The data: Begin

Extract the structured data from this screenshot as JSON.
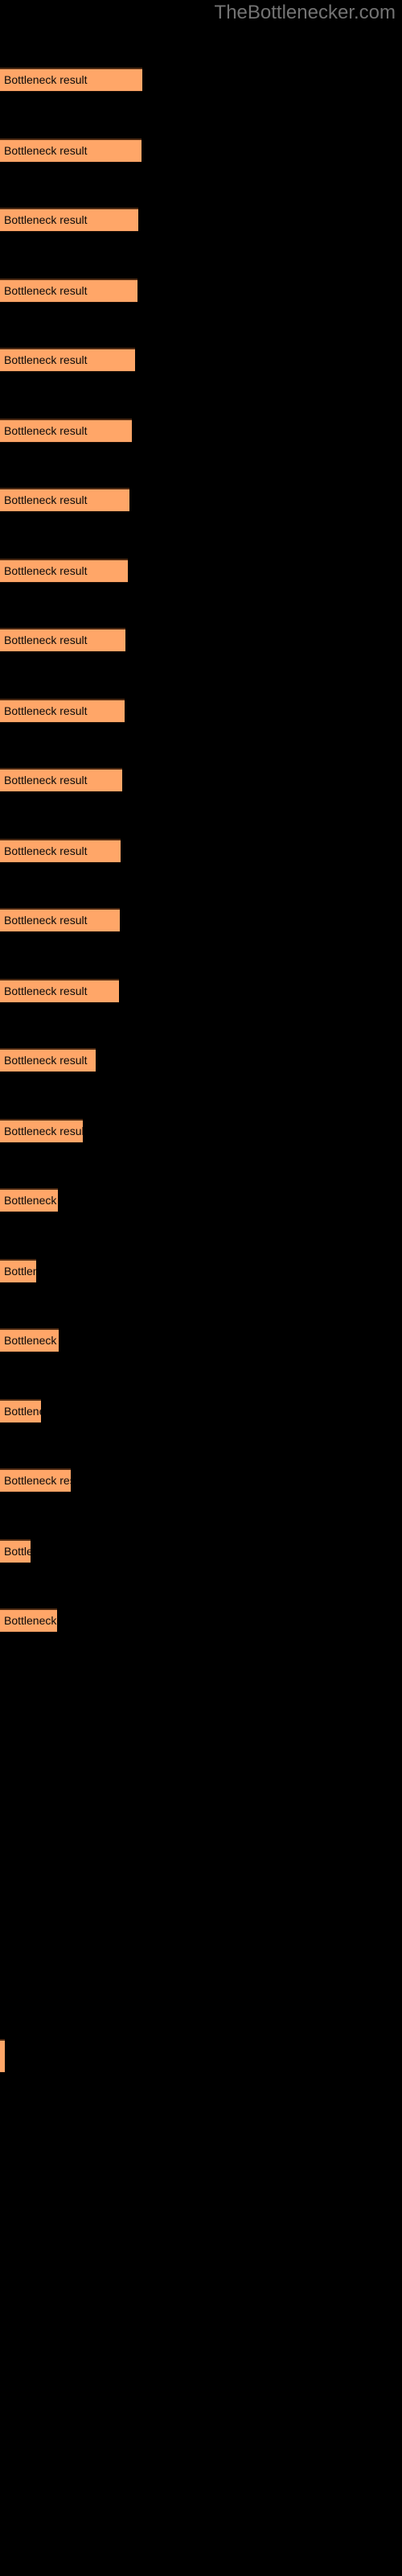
{
  "watermark": "TheBottlenecker.com",
  "background_color": "#000000",
  "bar_color": "#FFA668",
  "bar_border_color": "#4d2a12",
  "label_color": "#0a0a0a",
  "watermark_color": "#737373",
  "bar_label": "Bottleneck result",
  "chart_data": {
    "type": "bar",
    "orientation": "horizontal",
    "title": "",
    "subtitle": "",
    "xlabel": "",
    "ylabel": "",
    "grid": false,
    "legend": null,
    "categories": [
      "Bottleneck result",
      "Bottleneck result",
      "Bottleneck result",
      "Bottleneck result",
      "Bottleneck result",
      "Bottleneck result",
      "Bottleneck result",
      "Bottleneck result",
      "Bottleneck result",
      "Bottleneck result",
      "Bottleneck result",
      "Bottleneck result",
      "Bottleneck result",
      "Bottleneck result",
      "Bottleneck result",
      "Bottleneck result",
      "Bottleneck result",
      "Bottleneck result",
      "Bottleneck result",
      "Bottleneck result",
      "Bottleneck result",
      "Bottleneck result",
      "Bottleneck result"
    ],
    "values": [
      177,
      176,
      172,
      171,
      168,
      164,
      161,
      159,
      156,
      155,
      152,
      150,
      149,
      148,
      119,
      103,
      72,
      45,
      73,
      51,
      88,
      38,
      71
    ],
    "tiny_value": 10,
    "xlim": [
      0,
      500
    ],
    "bar_count": 23
  },
  "bars": [
    {
      "label": "Bottleneck result",
      "width": 177,
      "top": 57
    },
    {
      "label": "Bottleneck result",
      "width": 176,
      "top": 101
    },
    {
      "label": "Bottleneck result",
      "width": 172,
      "top": 144
    },
    {
      "label": "Bottleneck result",
      "width": 171,
      "top": 188
    },
    {
      "label": "Bottleneck result",
      "width": 168,
      "top": 231
    },
    {
      "label": "Bottleneck result",
      "width": 164,
      "top": 275
    },
    {
      "label": "Bottleneck result",
      "width": 161,
      "top": 318
    },
    {
      "label": "Bottleneck result",
      "width": 159,
      "top": 362
    },
    {
      "label": "Bottleneck result",
      "width": 156,
      "top": 405
    },
    {
      "label": "Bottleneck result",
      "width": 155,
      "top": 449
    },
    {
      "label": "Bottleneck result",
      "width": 152,
      "top": 492
    },
    {
      "label": "Bottleneck result",
      "width": 150,
      "top": 536
    },
    {
      "label": "Bottleneck result",
      "width": 149,
      "top": 579
    },
    {
      "label": "Bottleneck result",
      "width": 148,
      "top": 623
    },
    {
      "label": "Bottleneck result",
      "width": 119,
      "top": 666
    },
    {
      "label": "Bottleneck result",
      "width": 103,
      "top": 710
    },
    {
      "label": "Bottleneck result",
      "width": 72,
      "top": 753
    },
    {
      "label": "Bottleneck result",
      "width": 45,
      "top": 797
    },
    {
      "label": "Bottleneck result",
      "width": 73,
      "top": 840
    },
    {
      "label": "Bottleneck result",
      "width": 51,
      "top": 884
    },
    {
      "label": "Bottleneck result",
      "width": 88,
      "top": 927
    },
    {
      "label": "Bottleneck result",
      "width": 38,
      "top": 971
    },
    {
      "label": "Bottleneck result",
      "width": 71,
      "top": 1014
    }
  ],
  "tiny_bar": {
    "top": 2533,
    "width": 6,
    "height": 42
  }
}
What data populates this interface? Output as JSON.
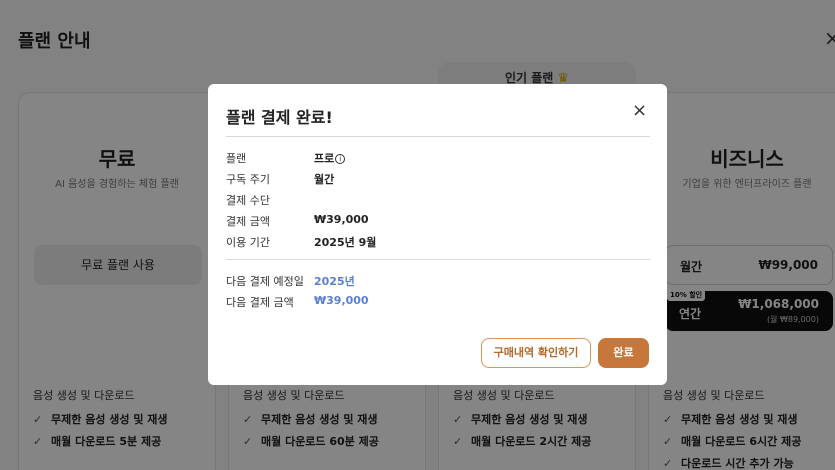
{
  "page": {
    "title": "플랜 안내",
    "close_icon": "×"
  },
  "popular_tab": {
    "label": "인기 플랜",
    "icon": "crown-icon"
  },
  "plans": [
    {
      "name": "무료",
      "description": "AI 음성을 경험하는 체험 플랜",
      "button_label": "무료 플랜 사용",
      "features_heading": "음성 생성 및 다운로드",
      "features": [
        "무제한 음성 생성 및 재생",
        "매월 다운로드 5분 제공"
      ]
    },
    {
      "features_heading": "음성 생성 및 다운로드",
      "features": [
        "무제한 음성 생성 및 재생",
        "매월 다운로드 60분 제공"
      ]
    },
    {
      "features_heading": "음성 생성 및 다운로드",
      "features": [
        "무제한 음성 생성 및 재생",
        "매월 다운로드 2시간 제공"
      ]
    },
    {
      "name": "비즈니스",
      "description": "기업을 위한 엔터프라이즈 플랜",
      "monthly_label": "월간",
      "monthly_price": "₩99,000",
      "discount_badge": "10% 할인",
      "yearly_label": "연간",
      "yearly_price": "₩1,068,000",
      "yearly_sub": "(월 ₩89,000)",
      "features_heading": "음성 생성 및 다운로드",
      "features": [
        "무제한 음성 생성 및 재생",
        "매월 다운로드 6시간 제공",
        "다운로드 시간 추가 가능"
      ]
    }
  ],
  "check_glyph": "✓",
  "modal": {
    "title": "플랜 결제 완료!",
    "close_icon": "×",
    "rows": [
      {
        "key": "플랜",
        "value": "프로"
      },
      {
        "key": "구독 주기",
        "value": "월간"
      },
      {
        "key": "결제 수단",
        "value": ""
      },
      {
        "key": "결제 금액",
        "value": "₩39,000"
      },
      {
        "key": "이용 기간",
        "value": "2025년 9월"
      }
    ],
    "next_rows": [
      {
        "key": "다음 결제 예정일",
        "value": "2025년"
      },
      {
        "key": "다음 결제 금액",
        "value": "₩39,000"
      }
    ],
    "history_button": "구매내역 확인하기",
    "done_button": "완료"
  },
  "colors": {
    "accent": "#c8773a",
    "accent_text": "#b4682a",
    "link_blue": "#5b7fd1",
    "overlay": "rgba(0,0,0,0.48)"
  }
}
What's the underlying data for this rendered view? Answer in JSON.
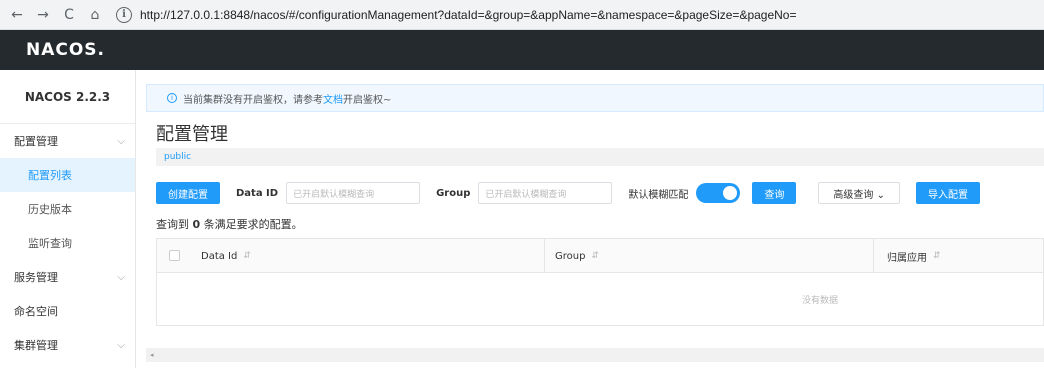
{
  "browser": {
    "back": "←",
    "forward": "→",
    "reload": "C",
    "home": "⌂",
    "info": "i",
    "url": "http://127.0.0.1:8848/nacos/#/configurationManagement?dataId=&group=&appName=&namespace=&pageSize=&pageNo="
  },
  "header": {
    "logo": "NACOS."
  },
  "sidebar": {
    "version": "NACOS 2.2.3",
    "items": [
      {
        "label": "配置管理",
        "chevron": "⌵"
      },
      {
        "label": "配置列表"
      },
      {
        "label": "历史版本"
      },
      {
        "label": "监听查询"
      },
      {
        "label": "服务管理",
        "chevron": "⌵"
      },
      {
        "label": "命名空间"
      },
      {
        "label": "集群管理",
        "chevron": "⌵"
      }
    ]
  },
  "notice": {
    "before": "当前集群没有开启鉴权，请参考",
    "link": "文档",
    "after": "开启鉴权~"
  },
  "page": {
    "title": "配置管理",
    "namespace": "public"
  },
  "filters": {
    "create_label": "创建配置",
    "dataid_label": "Data ID",
    "dataid_placeholder": "已开启默认模糊查询",
    "group_label": "Group",
    "group_placeholder": "已开启默认模糊查询",
    "fuzzy_label": "默认模糊匹配",
    "search_label": "查询",
    "advanced_label": "高级查询 ⌄",
    "import_label": "导入配置"
  },
  "result": {
    "prefix": "查询到 ",
    "count": "0",
    "suffix": " 条满足要求的配置。"
  },
  "table": {
    "columns": [
      "Data Id",
      "Group",
      "归属应用"
    ],
    "sort_icon": "⇵",
    "empty": "没有数据"
  },
  "scroll": {
    "arrow": "◂"
  },
  "colors": {
    "primary": "#209bfa",
    "header_bg": "#252a2f"
  }
}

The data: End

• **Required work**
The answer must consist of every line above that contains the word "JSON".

• **Task solution**
Extract the structured data from this screenshot as JSON.
What data populates this interface? Output as JSON.
What's the underlying data for this rendered view? Answer in JSON.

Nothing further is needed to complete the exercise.